For understanding the economic impact of employment from the establishment perspective, the Economic Census (EC) gives an overall view of the economic distribution of establishments based on the employment size. As per the last Economic Census conducted in 2013, there were 5.85 crore establishments employing around 12.8 crore workers. Around 95.5% of these establishments were having 1‐5 workers, 3.13% establishments had 6‐9 workers, and 1.37% employed 10 or more workers. MoSPI is initiating the process for the next Economic Census in 2019 where these figures will not only be updated but the feasibility of geotagging the establishments visited is being explored for evidence based policy initiatives.

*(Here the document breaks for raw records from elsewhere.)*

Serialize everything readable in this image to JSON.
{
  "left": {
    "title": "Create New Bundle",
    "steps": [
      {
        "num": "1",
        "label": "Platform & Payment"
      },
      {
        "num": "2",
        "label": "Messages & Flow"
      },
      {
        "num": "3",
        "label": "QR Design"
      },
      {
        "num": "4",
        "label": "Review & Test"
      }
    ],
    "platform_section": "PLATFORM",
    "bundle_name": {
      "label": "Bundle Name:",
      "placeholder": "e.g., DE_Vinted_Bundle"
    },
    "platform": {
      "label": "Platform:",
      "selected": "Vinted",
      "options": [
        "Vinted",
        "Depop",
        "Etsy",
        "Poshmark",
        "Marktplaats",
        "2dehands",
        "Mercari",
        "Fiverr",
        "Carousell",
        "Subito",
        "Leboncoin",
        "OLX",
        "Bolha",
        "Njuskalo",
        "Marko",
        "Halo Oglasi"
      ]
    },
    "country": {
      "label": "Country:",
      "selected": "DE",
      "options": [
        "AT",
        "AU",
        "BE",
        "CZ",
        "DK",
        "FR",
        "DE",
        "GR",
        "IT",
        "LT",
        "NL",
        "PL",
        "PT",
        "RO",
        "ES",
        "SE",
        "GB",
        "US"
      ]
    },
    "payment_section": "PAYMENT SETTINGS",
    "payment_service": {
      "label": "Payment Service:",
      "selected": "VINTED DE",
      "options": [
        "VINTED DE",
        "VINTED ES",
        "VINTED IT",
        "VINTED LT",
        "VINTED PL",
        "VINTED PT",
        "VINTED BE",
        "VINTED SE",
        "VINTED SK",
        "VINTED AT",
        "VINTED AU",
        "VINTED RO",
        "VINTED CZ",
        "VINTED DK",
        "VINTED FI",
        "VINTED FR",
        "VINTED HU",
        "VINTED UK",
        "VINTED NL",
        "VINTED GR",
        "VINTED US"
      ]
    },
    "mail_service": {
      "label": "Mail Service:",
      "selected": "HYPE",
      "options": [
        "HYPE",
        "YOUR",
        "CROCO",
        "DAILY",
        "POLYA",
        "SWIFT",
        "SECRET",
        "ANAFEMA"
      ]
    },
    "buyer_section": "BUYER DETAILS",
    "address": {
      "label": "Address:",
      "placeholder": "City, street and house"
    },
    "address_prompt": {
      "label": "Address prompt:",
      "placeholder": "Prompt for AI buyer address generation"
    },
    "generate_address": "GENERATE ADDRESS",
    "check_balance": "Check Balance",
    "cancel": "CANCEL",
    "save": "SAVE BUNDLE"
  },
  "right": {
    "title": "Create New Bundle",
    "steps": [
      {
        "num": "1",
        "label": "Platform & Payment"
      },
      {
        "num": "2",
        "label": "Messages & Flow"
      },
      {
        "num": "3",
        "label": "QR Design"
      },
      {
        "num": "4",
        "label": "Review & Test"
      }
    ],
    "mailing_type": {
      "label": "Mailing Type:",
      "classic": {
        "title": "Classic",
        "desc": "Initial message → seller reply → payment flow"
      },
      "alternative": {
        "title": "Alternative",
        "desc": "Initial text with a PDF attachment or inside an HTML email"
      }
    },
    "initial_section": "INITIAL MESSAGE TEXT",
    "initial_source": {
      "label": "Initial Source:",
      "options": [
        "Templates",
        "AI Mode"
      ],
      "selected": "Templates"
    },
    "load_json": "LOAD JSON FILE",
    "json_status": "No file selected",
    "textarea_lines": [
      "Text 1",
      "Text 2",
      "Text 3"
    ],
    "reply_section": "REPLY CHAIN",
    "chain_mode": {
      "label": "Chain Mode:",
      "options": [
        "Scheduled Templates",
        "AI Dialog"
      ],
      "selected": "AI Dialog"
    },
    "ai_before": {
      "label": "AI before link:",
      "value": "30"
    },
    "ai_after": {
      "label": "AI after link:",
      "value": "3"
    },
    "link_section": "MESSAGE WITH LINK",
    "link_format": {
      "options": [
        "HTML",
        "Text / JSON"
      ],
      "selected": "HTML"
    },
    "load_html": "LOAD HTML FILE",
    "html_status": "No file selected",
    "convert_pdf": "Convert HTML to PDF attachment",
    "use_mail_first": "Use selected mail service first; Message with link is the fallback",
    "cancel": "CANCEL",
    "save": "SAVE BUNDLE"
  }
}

From the household perspective, MoSPI has also conducted the Periodic Labour Force Survey since 2017 and will give estimates of the labour force, employment and unemployment from the household approach.
In addition, NITI Aayog, MOSPI and the Ministry of Labour and Employment are working in close coordination to work out methodologies for capturing information on employment from various other sources like professional bodies, regulatory institutions, income tax etc both from the establishment perspective as well as the individual professional perspective. The Ministry of Labour and Employment is also conducting a survey on MUDRA beneficiaries to get an assessment of the employment generated through such entrepreneurial endeavours. These initiatives will complement the reporting of employment through administrative sources like the EPFO, ESIC and the NPS for a more holistic approach to measuring employment from different perspectives.
Source: Ministry of Statistics and Programme implementation, Govt. of India